Why can’t we all just be excepted for who we are as people. I was lucky enough to be raised by a mother who didn’t see race. My mother is black and my father was a hispanic man that looked like a dark skinned Native American, flowing long hair and all. My mother had a best friend growing up who is Arab. She gets upset whenever people talk crap about Arabs because to this day she has a bond with her friend and her friend’s family. My mother’s mother was also very excepting of other races. I made the mistake once of telling my mother that I didn’t really like people from the Dominican Republic. She quickly put me in my place. Besides the fact that her boyfriend was from there and my little brother were technically half Dominican, I wasn’t raised to say such stupid things…to think so stupidly. I couldn’t be racist even if I wanted to. My mother would probably snatch my soul from my body if I ever told her I hated an entire race of people.
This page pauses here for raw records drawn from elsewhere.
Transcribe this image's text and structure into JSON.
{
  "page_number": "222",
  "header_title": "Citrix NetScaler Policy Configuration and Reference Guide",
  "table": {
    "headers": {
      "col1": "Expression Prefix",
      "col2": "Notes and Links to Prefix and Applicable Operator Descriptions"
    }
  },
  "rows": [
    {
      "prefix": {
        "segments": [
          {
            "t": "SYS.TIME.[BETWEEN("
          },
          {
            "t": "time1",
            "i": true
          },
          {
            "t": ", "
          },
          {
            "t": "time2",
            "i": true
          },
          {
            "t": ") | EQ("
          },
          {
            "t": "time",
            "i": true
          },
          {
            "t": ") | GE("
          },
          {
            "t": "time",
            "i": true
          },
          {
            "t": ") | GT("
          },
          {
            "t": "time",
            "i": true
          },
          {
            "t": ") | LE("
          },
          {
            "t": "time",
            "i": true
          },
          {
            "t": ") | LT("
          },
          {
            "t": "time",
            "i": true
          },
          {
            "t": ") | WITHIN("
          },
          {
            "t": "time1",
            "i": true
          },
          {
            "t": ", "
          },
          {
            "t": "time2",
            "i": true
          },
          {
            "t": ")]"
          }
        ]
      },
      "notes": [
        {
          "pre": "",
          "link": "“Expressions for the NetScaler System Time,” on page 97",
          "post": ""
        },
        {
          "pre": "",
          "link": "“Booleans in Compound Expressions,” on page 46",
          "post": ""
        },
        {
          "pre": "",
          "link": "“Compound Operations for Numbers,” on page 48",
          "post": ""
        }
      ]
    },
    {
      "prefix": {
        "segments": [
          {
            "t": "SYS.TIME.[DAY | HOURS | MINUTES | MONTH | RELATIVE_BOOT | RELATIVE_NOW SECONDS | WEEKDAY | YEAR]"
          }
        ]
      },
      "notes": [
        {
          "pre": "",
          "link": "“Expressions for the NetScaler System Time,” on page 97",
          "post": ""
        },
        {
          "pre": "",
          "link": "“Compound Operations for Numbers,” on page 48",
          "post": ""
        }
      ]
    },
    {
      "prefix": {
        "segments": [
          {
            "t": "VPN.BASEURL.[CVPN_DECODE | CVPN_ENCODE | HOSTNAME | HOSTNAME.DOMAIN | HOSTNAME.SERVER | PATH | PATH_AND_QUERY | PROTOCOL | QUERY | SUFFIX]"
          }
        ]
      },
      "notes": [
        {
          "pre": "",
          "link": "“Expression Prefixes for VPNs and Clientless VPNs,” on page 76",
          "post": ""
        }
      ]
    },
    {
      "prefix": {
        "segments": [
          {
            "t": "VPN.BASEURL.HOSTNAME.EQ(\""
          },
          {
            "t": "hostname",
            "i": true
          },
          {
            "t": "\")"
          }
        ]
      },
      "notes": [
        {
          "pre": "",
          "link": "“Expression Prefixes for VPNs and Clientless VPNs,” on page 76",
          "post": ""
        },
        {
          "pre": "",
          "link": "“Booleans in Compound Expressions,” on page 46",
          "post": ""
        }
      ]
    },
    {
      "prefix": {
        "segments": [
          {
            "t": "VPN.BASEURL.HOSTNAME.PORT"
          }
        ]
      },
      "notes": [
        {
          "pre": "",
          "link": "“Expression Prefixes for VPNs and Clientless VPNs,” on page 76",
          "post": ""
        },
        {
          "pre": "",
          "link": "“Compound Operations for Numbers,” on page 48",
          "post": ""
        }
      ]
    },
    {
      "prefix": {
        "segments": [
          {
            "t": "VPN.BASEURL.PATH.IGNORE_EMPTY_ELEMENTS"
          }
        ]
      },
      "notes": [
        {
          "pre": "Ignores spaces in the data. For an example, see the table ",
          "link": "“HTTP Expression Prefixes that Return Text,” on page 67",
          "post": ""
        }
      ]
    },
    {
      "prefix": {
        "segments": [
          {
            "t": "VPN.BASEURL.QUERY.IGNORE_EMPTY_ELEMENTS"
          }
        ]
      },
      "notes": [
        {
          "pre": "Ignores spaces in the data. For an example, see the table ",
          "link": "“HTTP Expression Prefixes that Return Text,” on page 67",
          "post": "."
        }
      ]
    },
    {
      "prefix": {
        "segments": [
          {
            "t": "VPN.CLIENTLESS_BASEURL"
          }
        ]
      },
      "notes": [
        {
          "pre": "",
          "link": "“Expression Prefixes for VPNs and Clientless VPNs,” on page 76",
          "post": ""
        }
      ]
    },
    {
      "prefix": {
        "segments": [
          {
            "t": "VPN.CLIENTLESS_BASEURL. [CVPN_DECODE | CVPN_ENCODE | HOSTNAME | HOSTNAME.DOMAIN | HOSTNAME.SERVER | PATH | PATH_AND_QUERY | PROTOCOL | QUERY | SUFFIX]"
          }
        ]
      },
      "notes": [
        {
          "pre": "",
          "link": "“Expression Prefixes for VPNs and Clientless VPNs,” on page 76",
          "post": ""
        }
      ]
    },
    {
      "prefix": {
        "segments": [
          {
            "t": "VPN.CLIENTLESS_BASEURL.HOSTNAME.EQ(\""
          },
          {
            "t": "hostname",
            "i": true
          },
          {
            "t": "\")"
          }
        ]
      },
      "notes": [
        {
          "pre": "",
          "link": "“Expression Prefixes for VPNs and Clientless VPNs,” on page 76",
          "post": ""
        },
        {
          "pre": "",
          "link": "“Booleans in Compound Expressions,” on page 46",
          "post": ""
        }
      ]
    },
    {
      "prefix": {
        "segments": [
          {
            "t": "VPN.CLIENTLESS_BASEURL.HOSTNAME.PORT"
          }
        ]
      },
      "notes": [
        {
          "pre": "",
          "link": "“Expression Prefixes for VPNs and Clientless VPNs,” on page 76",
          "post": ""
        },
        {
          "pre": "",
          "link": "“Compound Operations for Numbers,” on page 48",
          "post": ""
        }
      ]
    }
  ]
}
I don’t know how people do it. How can you hate a group of people based on skin color. For whatever reason, people think that racism is reserved for whites only. As if there’s segregation in racism. Like only whites can be racist. Far from it. But you see people use the past to justify their racism like, “well we were oppressed, so in reality, we can’t be racist.” Oh, yes you can sweetie! Denial is a terrible thing, especially when it comes from an ignorant person. Yes, there was unbelievable cruelty done to people based on race but that doesn’t give us the right to spew hate, because it would just make us as bad.

Nothing justifies hatred of a person for basically no reason. If all you have to go on is race or skin color in order to like someone , then you’re crazy. I find it beautiful and intriguing that we have such a diverse human race. I think it’s sad that someone could deny themselves the ability to appreciate that. How, in this day and age, can people be so ridiculous? Is it based off of fear? Hatred that was passed down? Plain and simple ignorance!? Whatever it is, I pity people like that.

Don’t ever let someone’s race determine how you value them…how you see them. We are one. Despite our physical traits, we are family. I can only hope that my daughters won’t grow up in a world that will continue to separate us based on something so trivial. My wish for them is that one day, race won’t be a factor as much as it is now. I understand more now, after having children, why Martin Luther King JR wanted so bad for equality. It’s one thing when you as a parent might deal with racism but you pray that your kids won’t have to go through it. We should love each other and respect each other no matter what!

This post is not to condemn anyone or to offend but to open a line of communication about race as it relates to equality and love. As always, ((Hugs and Love))